The two sights I visited in Pittsburgh were quite contrasting. The first was the Andy Warhol Museum. A challenging ode to Pittsburgh's favourite son. The museum is the largest single artist exhibit in the world. I suppose this is expected given Warhol's dabbling in almost all forms of art and his ability to duplicate (and sell) many variations of the same piece. I suppose the genius in his work was that he was able to distil fine art into its basest components - symbolism and emotion and then make it commercially viable to the masses. Yet, I cannot help but yearn for the recognition of technical expertise as found in classic art. It does sometime seem that now one can be an "Artist" without much skill in "Art". Was that Warhol's intention all along?
My conundrum was quickly forgotten the next day at the National Aviary.
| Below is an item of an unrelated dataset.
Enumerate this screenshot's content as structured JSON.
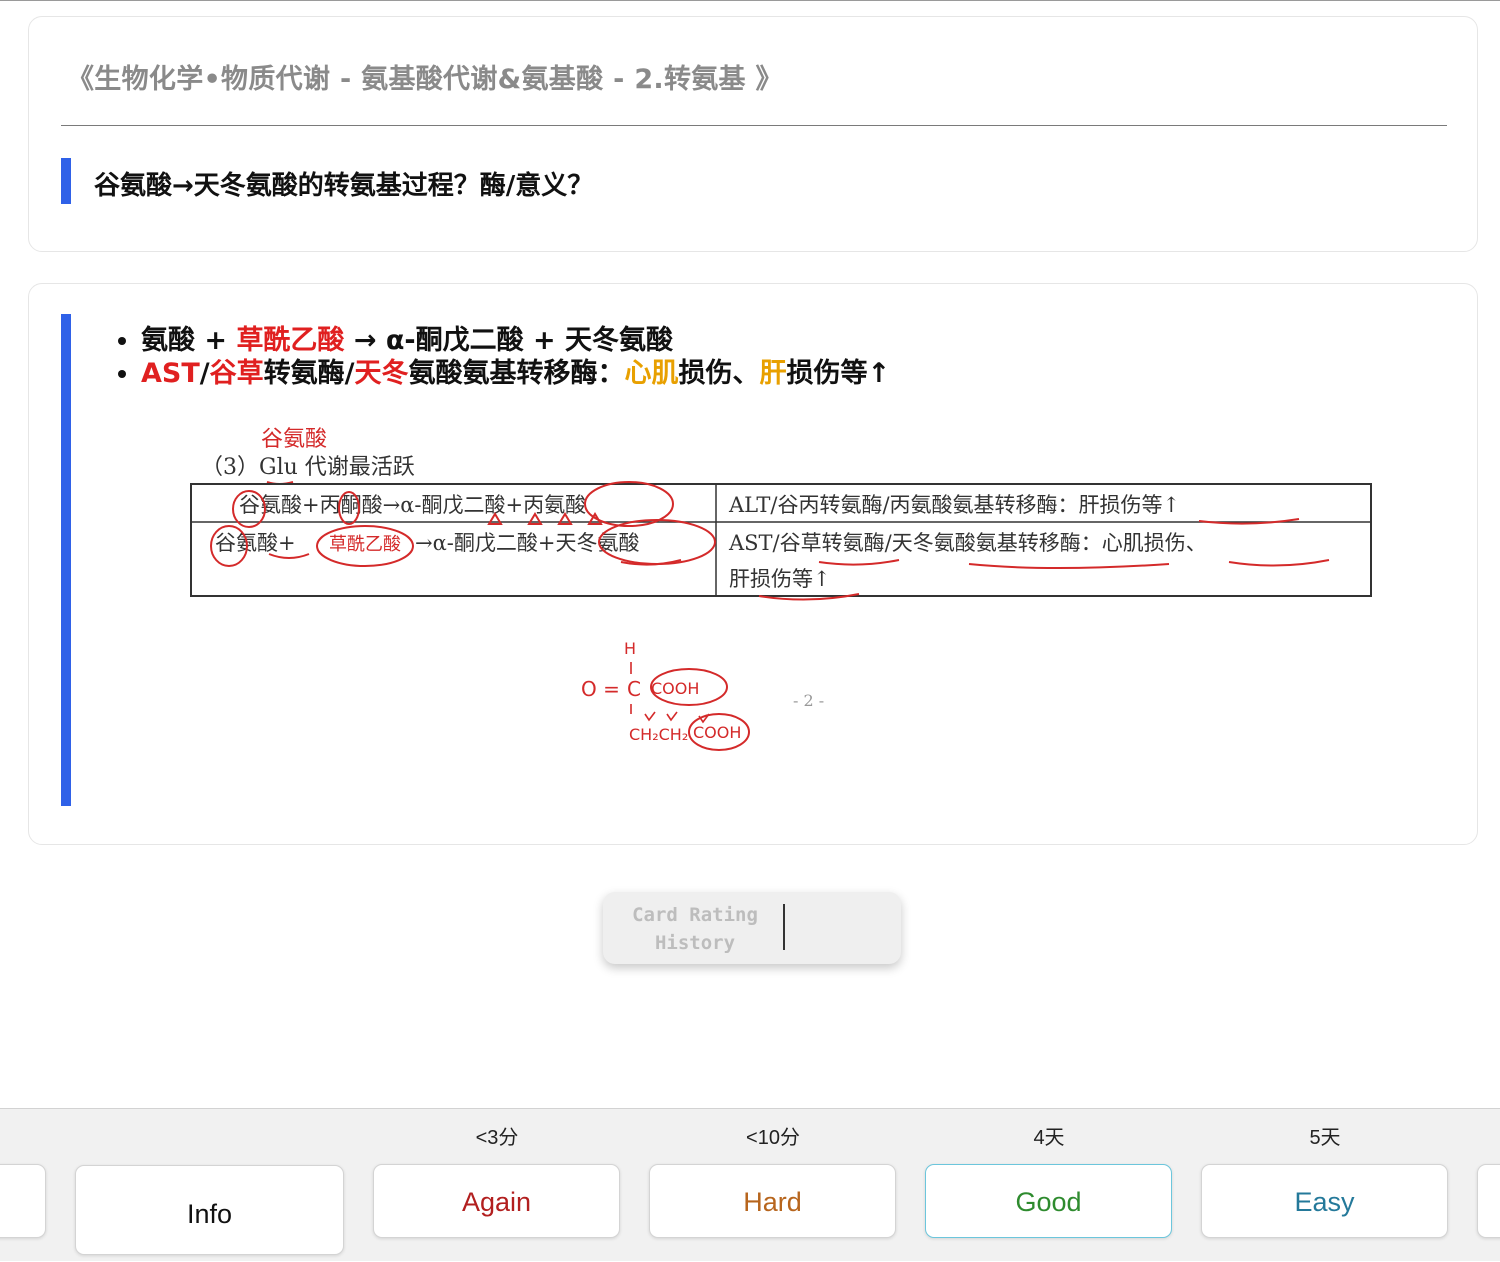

I am well aware this is a place for pre-school children but the bald eagle was too great an attraction. Surprisingly there was much more here than an injured national symbol. The majestic condor and the forest rooms were enough themselves to inspire a mental escape away from the city. In addition, feeding some of the endagered birds as they swooped overhead was quite experience. Not an ornothologist, I even learnt a thing or two from the trainers.
Before leaving Pittsburgh, our last plan was to exercise our right to bear arms. Blindly expecting fireworks we made for a shooting range. The promise of weilding such power was intoxicating and we arrived shaking with excitement after we fortified our resolves at the door. We were rejected. This was quite reasonable in retrospect as none of us had actually fired a gun and hadn't the faintest idea how to operate one. So instead we consoled ourselves over High Tea at Frick Park and lost our time gorging delicious desserts. We also ran into some unexpected traffic on the way and thinking we had made it, breathed a sigh of relief when we saw the bus. But as we turned the final bend, off it went! Stunned, and after a brief moment of panic David drove madly after it. Luckily, the traffic light saved me and I managed to sneak on during a red just after the depot.
So with the excitement over, I am now on route for the pinnacle of my journey, New York City. Maybe I can shoot a gun there.